[Data records for software interfaces]
####
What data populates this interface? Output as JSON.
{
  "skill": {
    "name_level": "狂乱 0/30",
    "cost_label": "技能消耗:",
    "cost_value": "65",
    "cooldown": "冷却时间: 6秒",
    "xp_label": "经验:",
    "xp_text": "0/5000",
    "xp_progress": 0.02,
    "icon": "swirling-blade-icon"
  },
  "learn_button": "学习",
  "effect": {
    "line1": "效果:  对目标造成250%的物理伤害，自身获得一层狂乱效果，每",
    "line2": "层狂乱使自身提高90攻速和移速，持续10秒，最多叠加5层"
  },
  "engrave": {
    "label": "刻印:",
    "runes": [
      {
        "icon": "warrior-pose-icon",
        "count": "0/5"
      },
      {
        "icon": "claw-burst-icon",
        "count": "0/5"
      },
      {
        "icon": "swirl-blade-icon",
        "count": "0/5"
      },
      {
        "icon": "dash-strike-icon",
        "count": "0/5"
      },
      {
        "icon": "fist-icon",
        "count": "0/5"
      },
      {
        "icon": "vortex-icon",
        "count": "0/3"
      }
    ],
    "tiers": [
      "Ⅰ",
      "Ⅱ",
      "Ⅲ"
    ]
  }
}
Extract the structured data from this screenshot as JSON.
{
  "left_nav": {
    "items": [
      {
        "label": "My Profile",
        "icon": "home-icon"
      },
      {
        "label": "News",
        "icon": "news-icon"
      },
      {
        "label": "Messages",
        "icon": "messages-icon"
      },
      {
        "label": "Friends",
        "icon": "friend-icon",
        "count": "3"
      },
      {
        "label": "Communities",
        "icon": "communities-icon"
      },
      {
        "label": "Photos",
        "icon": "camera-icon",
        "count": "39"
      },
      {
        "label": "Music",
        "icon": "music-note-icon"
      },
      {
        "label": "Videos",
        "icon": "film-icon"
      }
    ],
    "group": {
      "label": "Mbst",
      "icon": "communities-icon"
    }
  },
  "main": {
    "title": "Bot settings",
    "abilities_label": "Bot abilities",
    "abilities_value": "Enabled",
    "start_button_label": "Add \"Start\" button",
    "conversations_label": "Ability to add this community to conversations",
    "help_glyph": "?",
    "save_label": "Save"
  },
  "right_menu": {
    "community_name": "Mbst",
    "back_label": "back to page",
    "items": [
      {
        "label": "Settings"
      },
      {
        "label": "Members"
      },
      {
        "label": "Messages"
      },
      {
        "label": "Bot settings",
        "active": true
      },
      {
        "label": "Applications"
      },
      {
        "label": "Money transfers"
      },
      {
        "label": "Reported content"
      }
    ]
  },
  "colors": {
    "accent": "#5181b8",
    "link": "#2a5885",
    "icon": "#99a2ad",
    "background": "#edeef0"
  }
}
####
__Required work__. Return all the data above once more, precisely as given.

__Your solution__.
What data populates this interface? Output as JSON.
{
  "skill": {
    "name_level": "狂乱 0/30",
    "cost_label": "技能消耗:",
    "cost_value": "65",
    "cooldown": "冷却时间: 6秒",
    "xp_label": "经验:",
    "xp_text": "0/5000",
    "xp_progress": 0.02,
    "icon": "swirling-blade-icon"
  },
  "learn_button": "学习",
  "effect": {
    "line1": "效果:  对目标造成250%的物理伤害，自身获得一层狂乱效果，每",
    "line2": "层狂乱使自身提高90攻速和移速，持续10秒，最多叠加5层"
  },
  "engrave": {
    "label": "刻印:",
    "runes": [
      {
        "icon": "warrior-pose-icon",
        "count": "0/5"
      },
      {
        "icon": "claw-burst-icon",
        "count": "0/5"
      },
      {
        "icon": "swirl-blade-icon",
        "count": "0/5"
      },
      {
        "icon": "dash-strike-icon",
        "count": "0/5"
      },
      {
        "icon": "fist-icon",
        "count": "0/5"
      },
      {
        "icon": "vortex-icon",
        "count": "0/3"
      }
    ],
    "tiers": [
      "Ⅰ",
      "Ⅱ",
      "Ⅲ"
    ]
  }
}
Extract the structured data from this screenshot as JSON.
{
  "left_nav": {
    "items": [
      {
        "label": "My Profile",
        "icon": "home-icon"
      },
      {
        "label": "News",
        "icon": "news-icon"
      },
      {
        "label": "Messages",
        "icon": "messages-icon"
      },
      {
        "label": "Friends",
        "icon": "friend-icon",
        "count": "3"
      },
      {
        "label": "Communities",
        "icon": "communities-icon"
      },
      {
        "label": "Photos",
        "icon": "camera-icon",
        "count": "39"
      },
      {
        "label": "Music",
        "icon": "music-note-icon"
      },
      {
        "label": "Videos",
        "icon": "film-icon"
      }
    ],
    "group": {
      "label": "Mbst",
      "icon": "communities-icon"
    }
  },
  "main": {
    "title": "Bot settings",
    "abilities_label": "Bot abilities",
    "abilities_value": "Enabled",
    "start_button_label": "Add \"Start\" button",
    "conversations_label": "Ability to add this community to conversations",
    "help_glyph": "?",
    "save_label": "Save"
  },
  "right_menu": {
    "community_name": "Mbst",
    "back_label": "back to page",
    "items": [
      {
        "label": "Settings"
      },
      {
        "label": "Members"
      },
      {
        "label": "Messages"
      },
      {
        "label": "Bot settings",
        "active": true
      },
      {
        "label": "Applications"
      },
      {
        "label": "Money transfers"
      },
      {
        "label": "Reported content"
      }
    ]
  },
  "colors": {
    "accent": "#5181b8",
    "link": "#2a5885",
    "icon": "#99a2ad",
    "background": "#edeef0"
  }
}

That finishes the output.